* Aim of the exercise
Write out every entry again exactly as it stands.

* Data for this task

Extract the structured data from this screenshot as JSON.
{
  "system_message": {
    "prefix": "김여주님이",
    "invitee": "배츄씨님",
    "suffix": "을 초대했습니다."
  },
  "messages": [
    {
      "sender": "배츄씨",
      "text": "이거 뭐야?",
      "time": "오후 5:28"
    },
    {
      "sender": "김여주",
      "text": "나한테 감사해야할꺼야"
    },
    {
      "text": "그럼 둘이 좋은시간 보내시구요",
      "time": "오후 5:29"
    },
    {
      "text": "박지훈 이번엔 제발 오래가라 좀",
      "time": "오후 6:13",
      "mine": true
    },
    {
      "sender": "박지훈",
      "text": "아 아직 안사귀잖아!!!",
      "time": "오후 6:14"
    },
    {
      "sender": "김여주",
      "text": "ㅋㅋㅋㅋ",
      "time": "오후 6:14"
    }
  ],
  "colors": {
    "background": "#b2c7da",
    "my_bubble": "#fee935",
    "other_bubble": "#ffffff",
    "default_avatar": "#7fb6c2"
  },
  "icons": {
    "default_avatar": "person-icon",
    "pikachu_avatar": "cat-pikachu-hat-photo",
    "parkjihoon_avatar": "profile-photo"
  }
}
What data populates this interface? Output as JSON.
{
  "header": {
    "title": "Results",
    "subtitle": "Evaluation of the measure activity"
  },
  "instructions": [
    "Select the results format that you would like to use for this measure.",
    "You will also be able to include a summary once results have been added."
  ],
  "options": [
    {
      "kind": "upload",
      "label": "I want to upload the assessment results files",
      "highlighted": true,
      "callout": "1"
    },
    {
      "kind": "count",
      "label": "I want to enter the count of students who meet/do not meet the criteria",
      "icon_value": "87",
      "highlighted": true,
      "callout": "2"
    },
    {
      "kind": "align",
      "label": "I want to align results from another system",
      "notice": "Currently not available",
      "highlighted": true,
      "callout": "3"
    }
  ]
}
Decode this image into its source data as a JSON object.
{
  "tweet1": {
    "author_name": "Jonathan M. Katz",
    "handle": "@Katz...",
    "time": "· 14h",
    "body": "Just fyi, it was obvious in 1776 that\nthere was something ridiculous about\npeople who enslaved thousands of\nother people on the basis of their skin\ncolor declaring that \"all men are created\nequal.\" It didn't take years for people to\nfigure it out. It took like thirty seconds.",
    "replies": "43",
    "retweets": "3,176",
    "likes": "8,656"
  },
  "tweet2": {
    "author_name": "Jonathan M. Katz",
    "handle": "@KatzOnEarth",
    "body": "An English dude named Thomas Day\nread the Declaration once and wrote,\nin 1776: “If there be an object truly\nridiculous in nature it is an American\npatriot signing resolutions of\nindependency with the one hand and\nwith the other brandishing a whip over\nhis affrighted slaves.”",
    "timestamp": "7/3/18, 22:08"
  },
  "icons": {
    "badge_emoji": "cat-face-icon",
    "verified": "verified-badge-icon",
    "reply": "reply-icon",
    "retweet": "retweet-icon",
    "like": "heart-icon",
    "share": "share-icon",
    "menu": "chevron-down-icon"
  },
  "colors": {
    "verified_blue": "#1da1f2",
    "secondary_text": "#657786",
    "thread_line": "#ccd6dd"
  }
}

* Answer box
Extract the structured data from this screenshot as JSON.
{
  "system_message": {
    "prefix": "김여주님이",
    "invitee": "배츄씨님",
    "suffix": "을 초대했습니다."
  },
  "messages": [
    {
      "sender": "배츄씨",
      "text": "이거 뭐야?",
      "time": "오후 5:28"
    },
    {
      "sender": "김여주",
      "text": "나한테 감사해야할꺼야"
    },
    {
      "text": "그럼 둘이 좋은시간 보내시구요",
      "time": "오후 5:29"
    },
    {
      "text": "박지훈 이번엔 제발 오래가라 좀",
      "time": "오후 6:13",
      "mine": true
    },
    {
      "sender": "박지훈",
      "text": "아 아직 안사귀잖아!!!",
      "time": "오후 6:14"
    },
    {
      "sender": "김여주",
      "text": "ㅋㅋㅋㅋ",
      "time": "오후 6:14"
    }
  ],
  "colors": {
    "background": "#b2c7da",
    "my_bubble": "#fee935",
    "other_bubble": "#ffffff",
    "default_avatar": "#7fb6c2"
  },
  "icons": {
    "default_avatar": "person-icon",
    "pikachu_avatar": "cat-pikachu-hat-photo",
    "parkjihoon_avatar": "profile-photo"
  }
}
What data populates this interface? Output as JSON.
{
  "header": {
    "title": "Results",
    "subtitle": "Evaluation of the measure activity"
  },
  "instructions": [
    "Select the results format that you would like to use for this measure.",
    "You will also be able to include a summary once results have been added."
  ],
  "options": [
    {
      "kind": "upload",
      "label": "I want to upload the assessment results files",
      "highlighted": true,
      "callout": "1"
    },
    {
      "kind": "count",
      "label": "I want to enter the count of students who meet/do not meet the criteria",
      "icon_value": "87",
      "highlighted": true,
      "callout": "2"
    },
    {
      "kind": "align",
      "label": "I want to align results from another system",
      "notice": "Currently not available",
      "highlighted": true,
      "callout": "3"
    }
  ]
}
Decode this image into its source data as a JSON object.
{
  "tweet1": {
    "author_name": "Jonathan M. Katz",
    "handle": "@Katz...",
    "time": "· 14h",
    "body": "Just fyi, it was obvious in 1776 that\nthere was something ridiculous about\npeople who enslaved thousands of\nother people on the basis of their skin\ncolor declaring that \"all men are created\nequal.\" It didn't take years for people to\nfigure it out. It took like thirty seconds.",
    "replies": "43",
    "retweets": "3,176",
    "likes": "8,656"
  },
  "tweet2": {
    "author_name": "Jonathan M. Katz",
    "handle": "@KatzOnEarth",
    "body": "An English dude named Thomas Day\nread the Declaration once and wrote,\nin 1776: “If there be an object truly\nridiculous in nature it is an American\npatriot signing resolutions of\nindependency with the one hand and\nwith the other brandishing a whip over\nhis affrighted slaves.”",
    "timestamp": "7/3/18, 22:08"
  },
  "icons": {
    "badge_emoji": "cat-face-icon",
    "verified": "verified-badge-icon",
    "reply": "reply-icon",
    "retweet": "retweet-icon",
    "like": "heart-icon",
    "share": "share-icon",
    "menu": "chevron-down-icon"
  },
  "colors": {
    "verified_blue": "#1da1f2",
    "secondary_text": "#657786",
    "thread_line": "#ccd6dd"
  }
}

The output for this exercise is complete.